Since 2017, June 27th has been designated the UN’s Micro-, Small and Medium-sized Enterprises Day. It’s a bit of a mouthful, but it serves a good purpose. The aim of the day is to raise public awareness about the contribution of micro, small and medium sized enterprises (MSMEs) to the global economy and to sustainable development –thereby helping to boost support for them in the process.
Of course, no small business owner would turn their nose up at increased public support or sales for their venture, but for many there are much more immediate priorities to do with simply running and managing their business.
Understand the market
One area MSMEs can fall foul of is not researching what their customers and the wider market want and need. There can be all sorts of reasons for this – like thinking that market research doesn’t apply to smaller businesses or not having the resources to carry it out – but it is arguably the most important activity for ensuring robust, sustainable, long-term success.
There can be a perception that market research has to involve sophisticated surveying of carefully targeted demographics. That’s simply not the case. For MSMEs it’s simply of case of speaking to potential customers on the street, in local or trade online groups, via paid social activity or any other way you can reach your specific target audience.
In addition, carrying out research into competitors or alternatives need not be complicated. Finding all of the potential competition might be tricky, but the aim is to understand what you’re up against and how you compare, so it’s simply a case of the more you can find the better.
Make yourself heard
Marketing and PR are two other areas that MSMEs can neglect. Not all MSMEs may need to undertake marketing and PR activity, while some activities may be more suited to them than others, but simply understanding that communications is not just the preserve of larger businesses can ultimately lead to increased sales.
Often, for MSMEs with little or no communications budget, the difficulty can be knowing where to start. Should you be using social media? Advertising on local billboards? Or trying to drum up press coverage? It, of course, depends on the business – but, for all businesses, comms activity should be informed by their customers and potential customers. Where do they live? What do they read? What events to they attend? What websites do they visit? By understanding all of this, you can begin to get a picture of where and how you should be carrying out marketing and PR activity.
Find out what works
Whether it’s to do with communications, your product / service or another aspect of your business, don’t be afraid to experiment. It’s right to follow a logical process when trying to work out what decisions to make, but this can mean that some less obvious things are missed altogether. Also trying out ideas that require relatively little input but that can have a big output is one way to find shortcuts to business growth.
Taking PR as an example, you might think that you’d like to try and get coverage in a magazine or on a website that has a similar audience to your business so that you can reach new people. Assuming the outlet takes submissions and accepts your pitch (a brief overview of what you want to write about), you can write an article for it and see if it generates any interest or website traffic for you. If it performs well, you can keep it as a weapon in your comms arsenal. If not, you can move on and try something else.
Let people help you

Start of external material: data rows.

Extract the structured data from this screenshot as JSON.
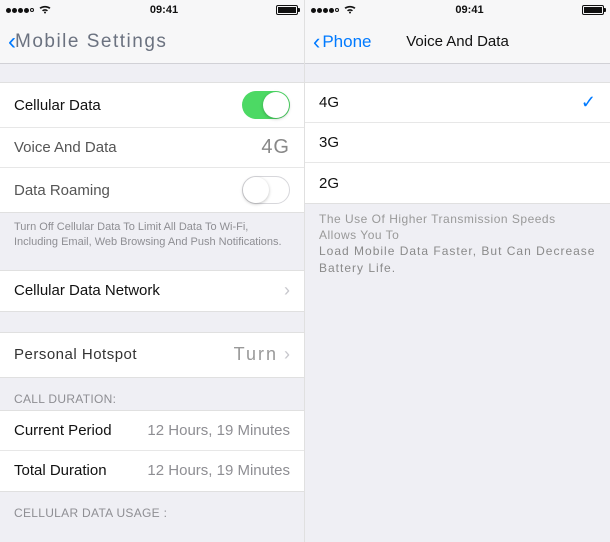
{
  "status": {
    "time": "09:41"
  },
  "left": {
    "nav_back": "Mobile Settings",
    "rows": {
      "cellular_data": "Cellular Data",
      "voice_and_data": {
        "label": "Voice And Data",
        "value": "4G"
      },
      "data_roaming": "Data Roaming"
    },
    "footer1": "Turn Off Cellular Data To Limit All Data To Wi-Fi, Including Email, Web Browsing And Push Notifications.",
    "cellular_network": "Cellular Data Network",
    "hotspot": {
      "label": "Personal Hotspot",
      "value": "Turn"
    },
    "call_duration": {
      "header": "CALL DURATION:",
      "current_label": "Current Period",
      "current_value": "12 Hours, 19 Minutes",
      "total_label": "Total Duration",
      "total_value": "12 Hours, 19 Minutes"
    },
    "usage_header": "CELLULAR DATA USAGE :"
  },
  "right": {
    "nav_back": "Phone",
    "nav_title": "Voice And Data",
    "options": {
      "opt1": "4G",
      "opt2": "3G",
      "opt3": "2G"
    },
    "footer_l1": "The Use Of Higher Transmission Speeds Allows You To",
    "footer_l2": "Load Mobile Data Faster, But Can Decrease Battery Life."
  }
}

When people are trying to establish and grow businesses, it’s quite understandable that they spend a great deal of time with their heads in the nitty gritty trying to get things done. Not only is it important to step back and get a look at the big picture every so often, though, businesses should also bear in mind that there is usually plenty of help available.
From the simplest forms of help like advice from peers and guidance from mentors right through to support, funding and investment programmes, help for running and growing an MSME comes in all sorts of different shapes and sizes. For MSMEs in the Liverpool City region, the Local Growth Hub team can help you identify what help you might need and put you in touch with the people who can provide it. You just need to get in touch and tell us a bit about your business. Many of the support and funding programmes available are fully funded, so there’s no cost involved at all.
Take time for yourself
Last but certainly not least is the need to ensure a work-life balance. It’s a bit of a cliché and it can be easier said than done, but it’s important. As we’ve said, when you’re trying to build a business, it can be easy to pour all your waking hours into it. Naturally, building a business does require a lot of hard work, but giving yourself time off allows you to see the bigger picture and this helps to avoid burnout. The balance required is different for everyone, but don’t neglect it because the more rested you are and the better mindset you have, the better you’ll be able to run and grow your business.
Speak to us
If you’re not sure what sort of help you need, get in touch and we’ll help you work things out.